Crude oil prices were down on Monday as energy companies started to resume production in the US Gulf of Mexico following Hurricane Delta.
International benchmark Brent crude was trading at $42.41 per barrel at 0631 GMT for a 1.03% decrease after closing Friday at $42.85 a barrel.
American benchmark West Texas Intermediate (WTI) was at $40.16 a barrel at the same time for a 1.08% decrease after ending the previous session at $40.60 per barrel.
Oil prices declined after the downgrading of Hurricane Delta to a post-tropical cyclone by Sunday and following the return of US energy firm crews to offshore platforms along the Gulf of Mexico.
However, after the hurricane disrupted power supplies, the largest US refined products pipeline system, the Colonial pipeline, shut its main distillate fuel transit
The ending of a 10-day strike that threatened to cut Norway's oil and gas output by close to 25% supported further price declines.
Norwegian Oil and Gas Association and some labor officials met with a state-appointed mediator on Friday, which struck a wage bargain resolving the strike that had affected production in Norway.

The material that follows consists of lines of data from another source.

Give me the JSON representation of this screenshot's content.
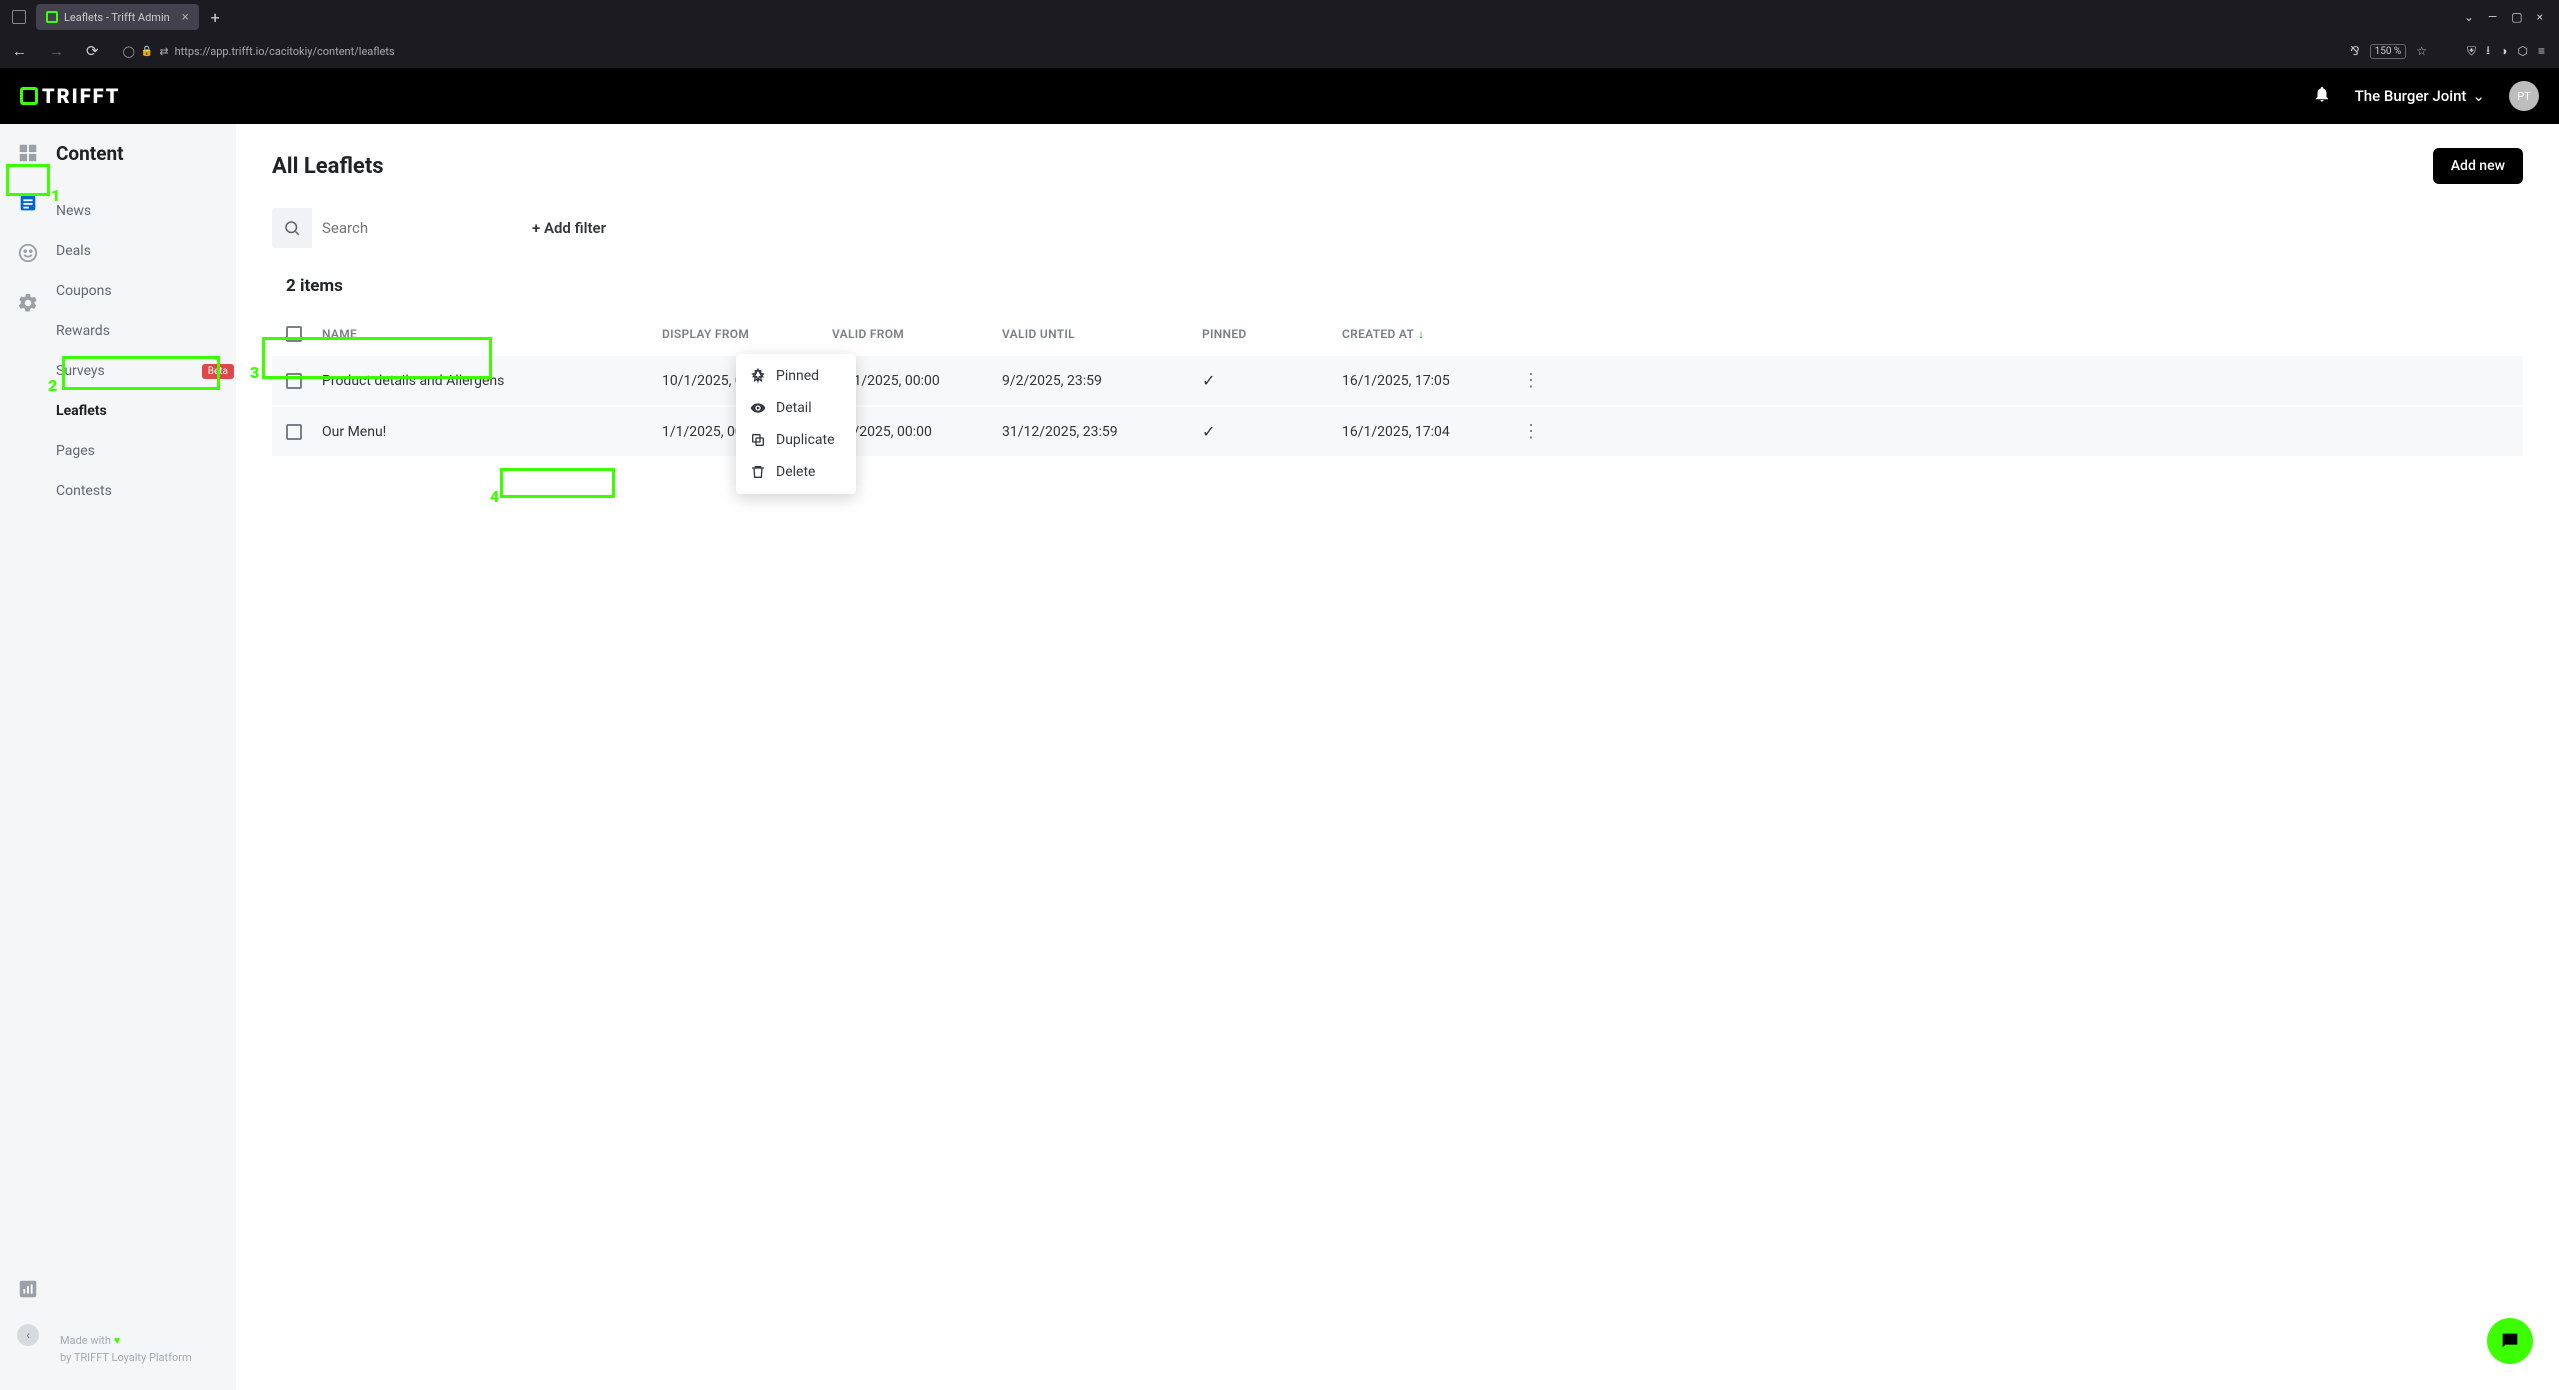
{
  "browser": {
    "tab_title": "Leaflets - Trifft Admin",
    "url": "https://app.trifft.io/cacitokiy/content/leaflets",
    "zoom": "150 %"
  },
  "header": {
    "logo_text": "TRIFFT",
    "org_name": "The Burger Joint",
    "avatar_initials": "PT"
  },
  "sidebar": {
    "section_title": "Content",
    "items": [
      {
        "label": "News",
        "active": false,
        "badge": null
      },
      {
        "label": "Deals",
        "active": false,
        "badge": null
      },
      {
        "label": "Coupons",
        "active": false,
        "badge": null
      },
      {
        "label": "Rewards",
        "active": false,
        "badge": null
      },
      {
        "label": "Surveys",
        "active": false,
        "badge": "Beta"
      },
      {
        "label": "Leaflets",
        "active": true,
        "badge": null
      },
      {
        "label": "Pages",
        "active": false,
        "badge": null
      },
      {
        "label": "Contests",
        "active": false,
        "badge": null
      }
    ]
  },
  "footer": {
    "line1": "Made with",
    "line2": "by TRIFFT Loyalty Platform"
  },
  "main": {
    "page_title": "All Leaflets",
    "add_new_label": "Add new",
    "search_placeholder": "Search",
    "add_filter_label": "+ Add filter",
    "items_count": "2 items",
    "columns": {
      "name": "NAME",
      "display_from": "DISPLAY FROM",
      "valid_from": "VALID FROM",
      "valid_until": "VALID UNTIL",
      "pinned": "PINNED",
      "created_at": "CREATED AT"
    },
    "rows": [
      {
        "name": "Product details and Allergens",
        "display_from": "10/1/2025, 00:00",
        "valid_from": "10/1/2025, 00:00",
        "valid_until": "9/2/2025, 23:59",
        "pinned": true,
        "created_at": "16/1/2025, 17:05"
      },
      {
        "name": "Our Menu!",
        "display_from": "1/1/2025, 00:00",
        "valid_from": "1/1/2025, 00:00",
        "valid_until": "31/12/2025, 23:59",
        "pinned": true,
        "created_at": "16/1/2025, 17:04"
      }
    ]
  },
  "context_menu": {
    "items": [
      {
        "label": "Pinned",
        "icon": "pin"
      },
      {
        "label": "Detail",
        "icon": "eye"
      },
      {
        "label": "Duplicate",
        "icon": "copy"
      },
      {
        "label": "Delete",
        "icon": "trash"
      }
    ]
  },
  "annotations": {
    "n1": "1",
    "n2": "2",
    "n3": "3",
    "n4": "4"
  }
}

Lingering concerns over a second wave of the novel coronavirus (COVID-19) outbreak continue to exert pressure on prices, signaling that economic recovery in the short term is not in sight and compelling investors to prepare for a decline in demand. The number of COVID-19 deaths worldwide is now close to 1.1 million, according to the latest data from Johns Hopkins University.
Moreover, as an indicator of short-term production in the country, the number of US oil rigs rose by four to 193 last week compared to the previous week, signaling greater output and raising oversupply concerns.
Political risk and oil analyst Jose Chalhoub said that further oil price drops would be most likely as Libya is set to add 355,000 barrels per day to the market while oil production on the Gulf coast is set to resume after the subsiding of storms.
Chalhoub also noted the "not so optimistic" short-term oil outlook, adding that overall demand recovery is unlikely with the second wave of COVID-19, which is now hitting Europe.
By Firdevs Yuksel